The first option is a complete overhaul and replacement of your sewer line. This usually involves tunneling, which is the process of excavating the lines underneath your home and doing a full replacement.
Tunneling is extremely expensive and also very hazardous to your home and plumbing workers due to collapsing soil and the potential for foundation shifts or cracks. It should generally be avoided except in the most extreme cases.
3. Second Option: Spot Replacement
A slightly less-invasive method is to replace sections of the pipe as needed. Generally, the plumber will run a camera through your sewer lines to determine areas that need replacement.
Those areas can then be excavated through the floor. While not great for your flooring, it is still far less invasive and safer than tunneling.
4. Third Option: Trenchless Pipe
Finally, there is pipelining, or trenchless pipe. Pipelining is a no-dig, no-demolition solution. Your plumber will feed new PVC tubing throughout your existing sewer line. This tubing acts as a liner within the old pipes.
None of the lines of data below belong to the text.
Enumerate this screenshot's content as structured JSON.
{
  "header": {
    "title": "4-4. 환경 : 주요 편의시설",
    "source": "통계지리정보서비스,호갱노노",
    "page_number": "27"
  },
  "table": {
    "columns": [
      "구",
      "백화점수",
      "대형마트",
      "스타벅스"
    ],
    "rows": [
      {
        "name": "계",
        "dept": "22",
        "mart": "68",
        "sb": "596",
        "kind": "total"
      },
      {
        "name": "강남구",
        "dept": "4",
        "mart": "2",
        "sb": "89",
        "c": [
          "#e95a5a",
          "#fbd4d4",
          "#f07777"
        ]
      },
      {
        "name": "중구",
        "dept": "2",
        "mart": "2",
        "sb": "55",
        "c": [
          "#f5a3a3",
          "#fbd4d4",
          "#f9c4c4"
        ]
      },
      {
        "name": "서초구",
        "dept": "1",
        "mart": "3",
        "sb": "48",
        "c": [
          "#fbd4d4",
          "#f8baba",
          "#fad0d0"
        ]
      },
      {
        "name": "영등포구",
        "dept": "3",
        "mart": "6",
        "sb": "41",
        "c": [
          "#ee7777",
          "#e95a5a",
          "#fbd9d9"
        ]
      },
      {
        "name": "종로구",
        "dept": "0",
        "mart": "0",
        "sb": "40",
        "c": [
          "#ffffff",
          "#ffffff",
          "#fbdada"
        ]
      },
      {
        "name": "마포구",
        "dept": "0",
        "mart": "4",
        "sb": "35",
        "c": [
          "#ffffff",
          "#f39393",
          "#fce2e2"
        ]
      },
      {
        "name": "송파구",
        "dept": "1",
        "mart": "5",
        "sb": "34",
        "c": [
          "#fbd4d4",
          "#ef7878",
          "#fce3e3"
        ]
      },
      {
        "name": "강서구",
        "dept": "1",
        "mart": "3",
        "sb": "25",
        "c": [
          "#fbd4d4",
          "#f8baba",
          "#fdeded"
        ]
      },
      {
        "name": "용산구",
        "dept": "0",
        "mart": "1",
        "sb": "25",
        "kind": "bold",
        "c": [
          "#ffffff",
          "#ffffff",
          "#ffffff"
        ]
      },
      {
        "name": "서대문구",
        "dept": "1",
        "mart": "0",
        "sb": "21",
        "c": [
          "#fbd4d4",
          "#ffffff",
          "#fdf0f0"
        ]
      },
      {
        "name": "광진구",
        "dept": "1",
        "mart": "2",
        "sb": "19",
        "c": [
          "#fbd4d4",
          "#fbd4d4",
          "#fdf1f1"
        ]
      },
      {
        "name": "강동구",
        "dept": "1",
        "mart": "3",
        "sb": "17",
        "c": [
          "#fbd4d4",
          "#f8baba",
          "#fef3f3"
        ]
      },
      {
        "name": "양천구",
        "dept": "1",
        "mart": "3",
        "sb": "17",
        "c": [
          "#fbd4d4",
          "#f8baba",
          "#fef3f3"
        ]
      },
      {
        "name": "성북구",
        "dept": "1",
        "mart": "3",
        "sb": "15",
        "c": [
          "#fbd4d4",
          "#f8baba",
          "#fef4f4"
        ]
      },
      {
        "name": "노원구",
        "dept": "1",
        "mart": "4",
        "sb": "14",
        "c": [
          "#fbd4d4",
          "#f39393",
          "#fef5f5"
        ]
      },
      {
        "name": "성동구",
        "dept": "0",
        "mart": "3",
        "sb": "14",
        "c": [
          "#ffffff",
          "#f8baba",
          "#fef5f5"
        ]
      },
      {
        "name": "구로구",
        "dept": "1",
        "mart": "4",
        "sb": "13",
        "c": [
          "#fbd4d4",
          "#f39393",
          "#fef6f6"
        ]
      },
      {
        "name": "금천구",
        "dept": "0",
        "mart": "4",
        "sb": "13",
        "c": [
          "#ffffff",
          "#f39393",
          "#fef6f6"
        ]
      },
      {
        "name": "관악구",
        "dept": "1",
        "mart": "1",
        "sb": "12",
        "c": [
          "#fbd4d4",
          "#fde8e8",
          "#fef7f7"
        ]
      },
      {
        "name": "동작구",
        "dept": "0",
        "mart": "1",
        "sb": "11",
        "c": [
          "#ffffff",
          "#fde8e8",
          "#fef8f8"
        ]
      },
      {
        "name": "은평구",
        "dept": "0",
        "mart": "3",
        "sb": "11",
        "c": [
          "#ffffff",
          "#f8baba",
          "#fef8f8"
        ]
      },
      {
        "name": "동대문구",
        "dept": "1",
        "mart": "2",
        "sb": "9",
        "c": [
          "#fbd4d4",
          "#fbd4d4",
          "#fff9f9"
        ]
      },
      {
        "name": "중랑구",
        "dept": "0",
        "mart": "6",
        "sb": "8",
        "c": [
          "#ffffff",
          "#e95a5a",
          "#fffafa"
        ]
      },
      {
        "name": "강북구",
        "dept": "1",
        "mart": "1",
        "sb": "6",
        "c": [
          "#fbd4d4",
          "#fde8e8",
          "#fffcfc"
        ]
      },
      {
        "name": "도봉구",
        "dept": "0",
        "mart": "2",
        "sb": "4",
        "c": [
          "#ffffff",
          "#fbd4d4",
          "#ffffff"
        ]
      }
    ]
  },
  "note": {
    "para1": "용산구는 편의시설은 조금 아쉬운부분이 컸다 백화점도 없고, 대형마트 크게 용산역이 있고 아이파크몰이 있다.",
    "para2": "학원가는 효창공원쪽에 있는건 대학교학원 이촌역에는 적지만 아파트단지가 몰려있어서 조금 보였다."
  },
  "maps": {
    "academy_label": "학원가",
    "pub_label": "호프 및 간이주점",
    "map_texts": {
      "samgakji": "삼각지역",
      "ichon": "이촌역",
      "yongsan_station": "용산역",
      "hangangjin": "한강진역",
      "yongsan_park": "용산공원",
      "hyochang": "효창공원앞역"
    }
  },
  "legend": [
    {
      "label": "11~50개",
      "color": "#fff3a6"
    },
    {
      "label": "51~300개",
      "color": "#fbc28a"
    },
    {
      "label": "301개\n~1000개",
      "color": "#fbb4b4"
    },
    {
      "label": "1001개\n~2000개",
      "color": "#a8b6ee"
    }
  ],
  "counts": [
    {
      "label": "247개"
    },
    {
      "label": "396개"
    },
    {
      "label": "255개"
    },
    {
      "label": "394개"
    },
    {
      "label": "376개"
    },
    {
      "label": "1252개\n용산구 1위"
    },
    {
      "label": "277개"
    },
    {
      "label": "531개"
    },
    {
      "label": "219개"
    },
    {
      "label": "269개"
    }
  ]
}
The space between the old pipes and the liner is filled with a waterproof epoxy sealant. Pipelining has been shown to match or even improve the original flow capacity, despite a technically smaller pipe.
Depending on the method you choose, you may have to apply for a permit to conduct repairs on your sewer line. Your plumber should know whether or not a permit will be necessary.
Which Option Is Best?
Always consult with a plumbing professional to determine the best course of action for your home. Luckily, after a sewer line replacement, your home’s sewer system will be good to go for another 50+ years!
Feel free to contact us if you suspect you need a sewer line replacement. If you are having a plumbing emergency, try our 24-hour emergency service line at 619-346-4212